Finally. Just when she felt all grown up, no more wavering faith, emotions under control, fears reduced to a manageable size…
So, yes. This is my story. About my dealings with the difficulties of others, and the difficulties of my own fickle self.
Now my path has merged with that of another woman whose rough edges leave their mark. Once a week, every other week, an accusation is thrown, with raised voice, eyes that bore into my soul—and I’m a little girl again. Unnerved, uncertain, insecure. And how my heart pounds and spirit crumples beneath the attacks. One so conscientious doesn’t usually transgress by intent. And when others assume wrongdoing, I’m crushed.
I understand accepting correction humbly. But you don’t have to be so harsh.
The woman is a believer, and uses Scripture to validate her points. Yet, being Christ-like doesn’t mean looking for transgressions and then pouncing. (I can think of a few verses, too…)
I submit and pray hard.
I don’t like her, Lord. I’m sorry. You know it, so I might as well say it. I really need wisdom. But I can’t wait for the time when I can disappear from her life…
I mind my own business and make every attempt to stay out of her way.

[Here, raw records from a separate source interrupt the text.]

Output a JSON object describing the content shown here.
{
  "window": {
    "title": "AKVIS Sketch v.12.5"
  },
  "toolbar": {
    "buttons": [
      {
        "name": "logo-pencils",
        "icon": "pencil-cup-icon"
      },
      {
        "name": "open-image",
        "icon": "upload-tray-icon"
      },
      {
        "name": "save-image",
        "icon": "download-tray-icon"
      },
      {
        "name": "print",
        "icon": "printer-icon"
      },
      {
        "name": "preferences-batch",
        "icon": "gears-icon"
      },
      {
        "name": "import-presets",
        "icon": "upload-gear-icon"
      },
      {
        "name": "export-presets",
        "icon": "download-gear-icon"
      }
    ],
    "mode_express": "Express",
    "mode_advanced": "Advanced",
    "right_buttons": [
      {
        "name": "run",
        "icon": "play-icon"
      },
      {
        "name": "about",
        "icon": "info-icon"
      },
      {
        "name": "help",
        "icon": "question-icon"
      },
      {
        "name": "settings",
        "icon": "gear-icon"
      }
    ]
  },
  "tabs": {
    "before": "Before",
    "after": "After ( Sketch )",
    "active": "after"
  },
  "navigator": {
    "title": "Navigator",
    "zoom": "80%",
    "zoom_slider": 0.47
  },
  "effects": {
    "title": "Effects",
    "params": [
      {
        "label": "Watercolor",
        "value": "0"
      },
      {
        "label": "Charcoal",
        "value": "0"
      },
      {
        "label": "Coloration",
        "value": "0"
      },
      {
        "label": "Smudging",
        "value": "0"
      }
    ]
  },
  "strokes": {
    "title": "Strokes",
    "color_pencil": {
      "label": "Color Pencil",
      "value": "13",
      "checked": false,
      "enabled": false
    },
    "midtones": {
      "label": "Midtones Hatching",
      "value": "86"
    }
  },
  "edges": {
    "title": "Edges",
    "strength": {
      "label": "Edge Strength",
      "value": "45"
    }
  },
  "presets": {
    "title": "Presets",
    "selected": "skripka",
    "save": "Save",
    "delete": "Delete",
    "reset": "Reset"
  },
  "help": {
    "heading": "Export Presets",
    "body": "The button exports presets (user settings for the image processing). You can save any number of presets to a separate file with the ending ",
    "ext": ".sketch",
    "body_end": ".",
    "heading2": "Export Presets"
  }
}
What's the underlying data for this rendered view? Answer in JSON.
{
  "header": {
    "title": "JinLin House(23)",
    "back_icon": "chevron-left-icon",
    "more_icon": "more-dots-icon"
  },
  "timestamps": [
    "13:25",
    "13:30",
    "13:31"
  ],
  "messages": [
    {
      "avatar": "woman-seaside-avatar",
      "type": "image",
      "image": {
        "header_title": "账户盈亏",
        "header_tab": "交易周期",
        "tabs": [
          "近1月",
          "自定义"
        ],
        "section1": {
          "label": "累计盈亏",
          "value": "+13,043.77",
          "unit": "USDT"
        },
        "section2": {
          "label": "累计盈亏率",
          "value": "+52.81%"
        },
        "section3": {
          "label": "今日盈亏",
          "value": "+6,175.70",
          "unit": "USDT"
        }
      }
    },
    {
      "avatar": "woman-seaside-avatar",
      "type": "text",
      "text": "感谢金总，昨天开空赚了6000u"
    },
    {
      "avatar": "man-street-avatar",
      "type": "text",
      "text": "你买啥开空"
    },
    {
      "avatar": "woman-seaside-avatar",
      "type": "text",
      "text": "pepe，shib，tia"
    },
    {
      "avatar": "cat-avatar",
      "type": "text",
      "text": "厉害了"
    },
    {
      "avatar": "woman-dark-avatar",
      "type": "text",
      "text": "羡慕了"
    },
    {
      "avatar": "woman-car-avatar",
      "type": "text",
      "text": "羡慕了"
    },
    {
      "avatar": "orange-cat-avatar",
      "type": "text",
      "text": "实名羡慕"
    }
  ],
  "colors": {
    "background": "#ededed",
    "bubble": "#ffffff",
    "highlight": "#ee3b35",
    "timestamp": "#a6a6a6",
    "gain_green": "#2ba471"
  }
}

But inside I struggle. Not as much now with her, but with something else…
I keep praying.
You love her, Lord. I understand that. But she finds fault where none exists. And disrupts everything. Maybe she could use some lessons in diplomacy?
I’m aware of her worries, her pressures, maybe some hidden fears and a critical spirit.
When she opens the door, I bristle. My smile weakens, and my defenses go up, ready for the attack.
But lately I’m convicted. The Spirit nudges me not to shrink back. Not to count the days until she’s gone. To release my guard and offer a bigger smile. To reach out with friendship. No, she doesn’t treat others right. (I’m not the only one she finds fault with.) And God knows.
But He’s got something bigger in mind here.
Maybe that’s why I put you in her life, He whispered after last week’s confrontation.
Hmm…? Rather than shrinking back, hiding behind the door frame, God nudges me to take a step forward. And offer grace. (I had to think about that for a while.)
With growing confidence in my Father’s love, my heart is stronger, maturing over time. I’ll probably always be sensitive, too sensitive at times. But I’m learning to seek strength and affirmation from Him.
There was that one conversation out by the car, when my dad admitted he had been too hard on me, hadn’t loved the way he should have or the way I needed. I didn’t realize it then, but you were a good girl. I know it now, and I’m proud of the woman you’ve become.
After his passing over a decade ago, there are no more conversations, pleasant or otherwise. I know he would change things if he could. Because there are so many things I would go back and change if I could. It’s part of being human.
Disappointment. Regret. People who’ve failed me. And if you’ve known me for long, I’m sure I’ve failed you.
God wants to use these failures, to woo us closer to the side of One who never fails.
~ ~ ~ ~ ~
I read an article recently, stating that guilt-ridden people make better leaders. We’re more committed, conscientious, principled, more responsible. And we should be thankful for the tyrannical parent.
(I want you to know, I am. I see God’s fingerprints all over my circumstances.)
I suppose not having an opinion, not voicing contradiction, not making waves or being decisive, would make us less difficult? But is that possible? I know a few difficult people who aren’t at all like me. Besides being human, we’re sinners. And sometimes these differing personalities are gonna clash.
Being crushed releases sweet sensitivity toward others. It’s an irony of life I’m learning to accept.
After all this time and even while putting words to the page, the tears flow. Not as much for me as for him, and for them. Because God has shown me a valuable truth in the difficulties: being human is common, and how I respond determines whether I move toward victory or slump in defeat. I want that for you, too—for all of us.
Navigating this fallen world is difficult enough, without my compounding it by being thoughtless of you or overly protective of my own emotional stability. To all those I’ve offended by being difficult or just plain sinful, please forgive me. There are still times when courage rises on the inside, but my feet won’t move. Other times my flesh steps out to handle the matter before I’ve thought it through.
Yet I keep praying, and I keep trying.
And especially to my dad, whose own sensitivity and difficulties with his upbringing and disappointments in life got in the way at times, I know he’ll be waiting someday at Heaven’s gates to welcome me, with his deep laugh and big arms open, ready to hug me tight. He isn’t angry anymore, and I won’t be afraid.